    1. Thank you, Stephanie. The dried limes and clementines really looked good. I'm definitely going to have to research how they did them and give it a go next year. All the best and thanks for stopping by, Bonny

  2. Thank you Bonny for the wonderful review of Christmas at Osterley. It's really lovely to hear how much you enjoyed not only the decorated house, but the gardens and parkland too. Don't forget the gardens, park and cafe are open all year now (park only 25 & 26 Dec) so how about a New Year's day walk? All the best, the team at Osterley.

    1. Thank you. I will definitely be back to walk off some of the seasonal excesses. All the best and thanks for stopping by, Bonny

  3. Oh my, something is wrong with my laptop today and I cannot see your photos... will try again later. Have a lovely new week, Bonny! :)
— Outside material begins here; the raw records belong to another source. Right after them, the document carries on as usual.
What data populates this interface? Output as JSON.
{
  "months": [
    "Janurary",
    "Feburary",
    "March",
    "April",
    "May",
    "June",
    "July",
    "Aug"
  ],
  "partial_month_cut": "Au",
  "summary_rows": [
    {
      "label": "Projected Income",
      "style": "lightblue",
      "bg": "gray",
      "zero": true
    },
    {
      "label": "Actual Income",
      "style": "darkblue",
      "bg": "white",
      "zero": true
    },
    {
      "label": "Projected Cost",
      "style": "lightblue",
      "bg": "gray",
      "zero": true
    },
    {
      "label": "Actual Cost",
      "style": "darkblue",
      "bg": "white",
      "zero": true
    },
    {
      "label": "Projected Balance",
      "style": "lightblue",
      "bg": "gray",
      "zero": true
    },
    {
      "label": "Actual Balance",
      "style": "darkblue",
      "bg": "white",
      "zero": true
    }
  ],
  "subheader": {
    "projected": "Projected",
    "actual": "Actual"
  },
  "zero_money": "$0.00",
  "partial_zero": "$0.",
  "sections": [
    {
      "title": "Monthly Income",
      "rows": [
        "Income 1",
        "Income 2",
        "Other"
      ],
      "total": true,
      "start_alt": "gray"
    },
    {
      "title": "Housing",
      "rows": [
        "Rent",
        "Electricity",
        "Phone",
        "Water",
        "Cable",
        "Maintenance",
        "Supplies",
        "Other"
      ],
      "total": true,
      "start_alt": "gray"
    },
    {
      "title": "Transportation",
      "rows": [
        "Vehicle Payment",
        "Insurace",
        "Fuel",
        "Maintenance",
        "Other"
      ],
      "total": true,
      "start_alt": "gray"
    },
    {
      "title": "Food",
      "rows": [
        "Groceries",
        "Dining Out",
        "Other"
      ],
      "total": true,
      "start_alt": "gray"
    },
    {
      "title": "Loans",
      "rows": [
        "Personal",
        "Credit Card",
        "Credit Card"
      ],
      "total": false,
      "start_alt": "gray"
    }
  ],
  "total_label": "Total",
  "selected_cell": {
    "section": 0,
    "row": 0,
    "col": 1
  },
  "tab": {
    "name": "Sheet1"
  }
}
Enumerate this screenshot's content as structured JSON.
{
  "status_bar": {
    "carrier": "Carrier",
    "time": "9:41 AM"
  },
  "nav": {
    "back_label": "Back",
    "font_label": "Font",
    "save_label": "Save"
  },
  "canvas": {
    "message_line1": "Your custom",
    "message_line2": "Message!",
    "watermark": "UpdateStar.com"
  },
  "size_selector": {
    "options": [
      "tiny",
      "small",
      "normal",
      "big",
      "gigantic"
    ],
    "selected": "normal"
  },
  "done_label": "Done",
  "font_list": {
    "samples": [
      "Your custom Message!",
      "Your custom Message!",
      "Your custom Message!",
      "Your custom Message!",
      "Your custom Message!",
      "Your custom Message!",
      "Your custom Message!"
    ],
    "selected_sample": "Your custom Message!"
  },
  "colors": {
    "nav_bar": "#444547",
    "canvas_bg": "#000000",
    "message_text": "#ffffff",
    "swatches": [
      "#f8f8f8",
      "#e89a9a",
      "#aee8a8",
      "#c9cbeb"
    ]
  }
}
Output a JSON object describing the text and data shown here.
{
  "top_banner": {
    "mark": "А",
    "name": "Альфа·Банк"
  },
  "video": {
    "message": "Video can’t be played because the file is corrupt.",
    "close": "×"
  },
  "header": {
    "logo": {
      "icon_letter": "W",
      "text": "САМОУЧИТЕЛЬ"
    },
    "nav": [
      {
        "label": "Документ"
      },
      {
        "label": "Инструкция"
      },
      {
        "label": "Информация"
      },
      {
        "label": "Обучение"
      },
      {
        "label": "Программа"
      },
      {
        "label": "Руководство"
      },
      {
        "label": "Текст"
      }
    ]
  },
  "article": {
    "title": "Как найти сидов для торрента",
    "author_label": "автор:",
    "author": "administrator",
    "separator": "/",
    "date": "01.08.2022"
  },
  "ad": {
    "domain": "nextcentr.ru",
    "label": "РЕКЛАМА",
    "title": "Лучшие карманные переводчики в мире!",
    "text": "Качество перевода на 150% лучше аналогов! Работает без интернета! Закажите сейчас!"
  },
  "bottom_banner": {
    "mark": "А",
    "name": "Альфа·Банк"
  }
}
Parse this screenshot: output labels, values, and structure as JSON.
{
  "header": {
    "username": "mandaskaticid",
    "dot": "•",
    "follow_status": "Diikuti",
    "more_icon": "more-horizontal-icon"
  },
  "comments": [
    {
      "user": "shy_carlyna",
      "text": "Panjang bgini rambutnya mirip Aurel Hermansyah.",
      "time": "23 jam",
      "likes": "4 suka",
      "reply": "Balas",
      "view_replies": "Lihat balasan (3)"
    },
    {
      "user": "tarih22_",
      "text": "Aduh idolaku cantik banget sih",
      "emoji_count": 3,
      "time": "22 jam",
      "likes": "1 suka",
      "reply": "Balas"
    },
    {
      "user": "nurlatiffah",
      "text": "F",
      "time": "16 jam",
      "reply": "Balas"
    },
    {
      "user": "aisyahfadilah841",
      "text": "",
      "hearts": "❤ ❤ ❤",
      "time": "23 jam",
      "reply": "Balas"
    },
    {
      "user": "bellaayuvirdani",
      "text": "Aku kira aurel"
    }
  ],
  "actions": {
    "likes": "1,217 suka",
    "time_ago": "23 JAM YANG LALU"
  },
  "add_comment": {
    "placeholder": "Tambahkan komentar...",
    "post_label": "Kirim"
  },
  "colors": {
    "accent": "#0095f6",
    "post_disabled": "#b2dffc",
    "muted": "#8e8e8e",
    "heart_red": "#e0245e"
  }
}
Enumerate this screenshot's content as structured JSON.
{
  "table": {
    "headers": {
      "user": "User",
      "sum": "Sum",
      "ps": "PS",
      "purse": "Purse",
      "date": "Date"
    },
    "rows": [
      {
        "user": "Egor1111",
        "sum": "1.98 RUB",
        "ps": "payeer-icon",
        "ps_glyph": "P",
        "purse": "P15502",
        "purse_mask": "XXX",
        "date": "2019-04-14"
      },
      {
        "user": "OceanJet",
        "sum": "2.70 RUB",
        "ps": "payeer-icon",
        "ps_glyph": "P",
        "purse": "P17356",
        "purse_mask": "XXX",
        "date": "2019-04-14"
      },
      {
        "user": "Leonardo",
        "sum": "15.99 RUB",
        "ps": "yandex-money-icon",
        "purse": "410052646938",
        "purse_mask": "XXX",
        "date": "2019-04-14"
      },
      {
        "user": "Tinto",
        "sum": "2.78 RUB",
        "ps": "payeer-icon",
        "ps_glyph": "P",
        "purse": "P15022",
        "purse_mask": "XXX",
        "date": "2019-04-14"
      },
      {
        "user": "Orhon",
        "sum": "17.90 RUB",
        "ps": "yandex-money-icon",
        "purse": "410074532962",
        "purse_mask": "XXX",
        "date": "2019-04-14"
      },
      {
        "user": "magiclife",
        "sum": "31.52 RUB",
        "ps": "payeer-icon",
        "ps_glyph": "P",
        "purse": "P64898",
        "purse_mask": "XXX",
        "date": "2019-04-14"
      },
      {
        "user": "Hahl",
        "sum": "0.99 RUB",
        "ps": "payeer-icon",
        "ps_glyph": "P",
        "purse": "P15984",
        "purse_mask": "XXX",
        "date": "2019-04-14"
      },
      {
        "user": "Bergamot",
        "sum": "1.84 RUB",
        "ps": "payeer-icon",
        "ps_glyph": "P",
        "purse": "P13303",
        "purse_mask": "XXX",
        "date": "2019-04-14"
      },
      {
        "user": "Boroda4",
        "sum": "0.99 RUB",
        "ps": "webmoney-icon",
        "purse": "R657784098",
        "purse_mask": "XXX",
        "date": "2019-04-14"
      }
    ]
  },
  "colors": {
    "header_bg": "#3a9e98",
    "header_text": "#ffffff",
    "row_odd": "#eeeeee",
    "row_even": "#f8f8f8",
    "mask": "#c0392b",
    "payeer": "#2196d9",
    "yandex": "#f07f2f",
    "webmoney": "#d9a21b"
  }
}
    1. How annoying for you Kia. Hope you get it sorted out without too much aggro. All the best, Bonny

    2. It's working now, and I am glad I can enjoy your lovely photos with my good-night cup of tea. I always enjoy visiting you and seeing all the beauty you have encountered. The sunny park is so cheerful, and how festive and grand these rooms are! Thanks for sharing. :)

    3. Thank you, Kia. So glad you could make it. The park is wonderful at Osterley, especially for those of us who live locally in the suburbs. It's our little bit of countryside in the city. All the best and thanks for stopping by, Bonny

  4. What a wonderful series of photos - thank you so much for sharing.

    1. Thank you, Sue. All the best and thanks for stopping by, Bonny

  5. Beautiful images, I especially like the shots of the trees. It does look like a magical place.

    1. Thank you, Kate. It is a magical place with ancient trees. All the best and thanks for stopping by, Bonny

  6. Gorgeous photos. Love sharing your adventure.

    1. Thank you, Terri. It's a lovely place. All the best and thanks for stopping by, Bonny

  7. Replies
    1. My pleasure, Beth. I'm glad you enjoyed it. All the best and thanks for stopping by, Bonny

  8. Cedar of Lebanon are really the most magnificent trees